Sir Ken Robinson, an internationally recognized expert on education, creativity, and innovation, will present the keynote at the summer Strengths in Education Conference. The videos of his presentations at the 2006 and 2010 TED Conference have been widely distributed on the Web since their release.
Dr. Lopez will explore why people go to college and how college gets the ready for success in the workplace.
Learn more about the conference or register now
StrengthsQuest Courses Merging With Clifton Strengths School
The StrengthsQuest team is pleased to announce that we are integrating our learning and development offerings for educators with Clifton Strengths School. This integration will bring changes to the course names of our current offerings — and will bring additional offerings in the future. What will not change is our focus on bringing you in-depth, insightful, and actionable learning opportunities that will help you bring a strengths-based approach to your school or campus.
New course: CSS 303HE-GLP: Great Leader Program: In this cutting-edge developmental program, you will gain a greater understanding of yourself, your talents, and your leadership style. You’ll learn concepts, strategies, and tools that will help you apply the Four Keys to Great Leadership to your role, partnerships, and team. We invite campus leaders who directly manage others in the workplace to attend this one-day program, which will help you to better engage your team members based on their talents. For more information on the Great Leader Program, contact Melissa Hinrichs or Kyle Robinson.
Name changes: StrengthsQuest courses will now be part of the Clifton Strengths School higher education course offerings. Look for these courses under their new names:
- StrengthsQuest Educator Seminar becomes CSS 101HE-Strengths Educator for Higher Education
- MAP StrengthsQuest becomes CSS 200HE-MAP: Mentoring and Advising Program
Price changes — last chance to register at current prices: As of July 1, 2012, prices for these courses will increase. Register now for an upcoming session to attend at the lower price. See details in the Schedule/Registration area below.
Visit our newly stocked Gallup Store site for two pages of ideas and items to recognize individuals on your campus.
Visit the StrengthsQuest area in the Gallup Store
Ordering StrengthsQuest and Gaining Admin Access
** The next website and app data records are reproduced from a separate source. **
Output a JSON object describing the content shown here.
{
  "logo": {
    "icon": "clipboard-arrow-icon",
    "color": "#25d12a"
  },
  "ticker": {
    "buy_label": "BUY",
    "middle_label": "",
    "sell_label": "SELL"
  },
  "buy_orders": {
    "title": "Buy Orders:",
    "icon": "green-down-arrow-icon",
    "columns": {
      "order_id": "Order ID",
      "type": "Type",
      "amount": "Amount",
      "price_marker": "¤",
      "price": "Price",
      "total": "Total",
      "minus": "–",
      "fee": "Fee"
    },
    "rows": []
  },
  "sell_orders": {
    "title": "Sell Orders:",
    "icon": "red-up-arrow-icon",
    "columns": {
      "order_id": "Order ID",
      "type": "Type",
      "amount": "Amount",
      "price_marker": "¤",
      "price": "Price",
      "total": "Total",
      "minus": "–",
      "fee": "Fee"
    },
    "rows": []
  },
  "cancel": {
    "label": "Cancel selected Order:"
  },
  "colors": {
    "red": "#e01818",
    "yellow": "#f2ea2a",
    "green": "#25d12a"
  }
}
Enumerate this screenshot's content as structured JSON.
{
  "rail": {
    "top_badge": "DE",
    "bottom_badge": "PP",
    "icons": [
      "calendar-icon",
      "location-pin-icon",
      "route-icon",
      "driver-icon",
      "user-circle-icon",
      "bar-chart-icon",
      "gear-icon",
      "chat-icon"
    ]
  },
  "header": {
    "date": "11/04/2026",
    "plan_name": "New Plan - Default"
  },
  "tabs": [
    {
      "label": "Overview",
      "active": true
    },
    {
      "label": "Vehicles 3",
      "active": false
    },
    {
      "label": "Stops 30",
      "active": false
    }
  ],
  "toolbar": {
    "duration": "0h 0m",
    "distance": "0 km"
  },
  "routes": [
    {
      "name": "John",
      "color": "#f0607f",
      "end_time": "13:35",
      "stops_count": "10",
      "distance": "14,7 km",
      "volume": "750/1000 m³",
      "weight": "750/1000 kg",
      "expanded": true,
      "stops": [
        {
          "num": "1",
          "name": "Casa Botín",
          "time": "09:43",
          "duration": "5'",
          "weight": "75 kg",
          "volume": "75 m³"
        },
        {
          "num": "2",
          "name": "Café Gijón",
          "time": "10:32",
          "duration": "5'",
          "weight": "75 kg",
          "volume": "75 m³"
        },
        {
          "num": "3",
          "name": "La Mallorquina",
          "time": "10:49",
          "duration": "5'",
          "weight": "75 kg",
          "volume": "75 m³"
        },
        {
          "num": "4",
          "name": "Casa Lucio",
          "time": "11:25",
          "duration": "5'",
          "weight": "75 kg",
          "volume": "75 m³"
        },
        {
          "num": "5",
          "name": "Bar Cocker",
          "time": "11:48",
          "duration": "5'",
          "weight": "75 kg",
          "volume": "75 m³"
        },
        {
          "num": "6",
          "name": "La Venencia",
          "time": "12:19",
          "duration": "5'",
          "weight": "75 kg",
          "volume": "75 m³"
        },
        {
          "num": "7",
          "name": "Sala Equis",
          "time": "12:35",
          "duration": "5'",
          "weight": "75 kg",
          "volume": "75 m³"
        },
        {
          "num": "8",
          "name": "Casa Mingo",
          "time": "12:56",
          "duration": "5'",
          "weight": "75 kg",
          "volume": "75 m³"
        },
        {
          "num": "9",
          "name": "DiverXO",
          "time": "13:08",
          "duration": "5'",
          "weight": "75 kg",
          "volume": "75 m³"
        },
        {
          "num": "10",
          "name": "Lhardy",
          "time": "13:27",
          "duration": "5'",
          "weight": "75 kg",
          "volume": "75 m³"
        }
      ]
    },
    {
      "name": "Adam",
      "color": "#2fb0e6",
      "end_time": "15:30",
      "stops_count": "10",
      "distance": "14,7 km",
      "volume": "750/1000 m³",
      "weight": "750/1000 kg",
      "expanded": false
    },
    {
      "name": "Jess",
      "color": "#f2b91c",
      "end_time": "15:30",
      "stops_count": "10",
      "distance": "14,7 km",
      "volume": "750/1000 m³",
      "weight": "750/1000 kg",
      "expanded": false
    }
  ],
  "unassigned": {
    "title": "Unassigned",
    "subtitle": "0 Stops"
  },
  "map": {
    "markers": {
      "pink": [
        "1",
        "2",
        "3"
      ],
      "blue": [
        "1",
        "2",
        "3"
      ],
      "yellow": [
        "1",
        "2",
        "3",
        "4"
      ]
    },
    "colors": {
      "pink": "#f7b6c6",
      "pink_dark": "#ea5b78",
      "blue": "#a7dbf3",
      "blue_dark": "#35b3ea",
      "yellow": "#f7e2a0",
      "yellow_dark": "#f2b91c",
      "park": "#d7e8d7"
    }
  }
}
- Do you need to order more StrengthsQuest codes, cards, or books? Visit thePurchase area on the StrengthsQuest website.
- To receive access to the Admin area of the site after you purchase codes and receive your order, email your StrengthsQuest username and BUID toStrengthsInfo@gallup.com.
We’re committed to your strengths development. To learn more about Gallup Education conferences, seminars, webinars, and other learning opportunities, check the listing below.
New events and dates are added frequently. For a full list of our learning opportunities, visit theEvents & Training page on the StrengthsQuest website or the Clifton Strengths School site.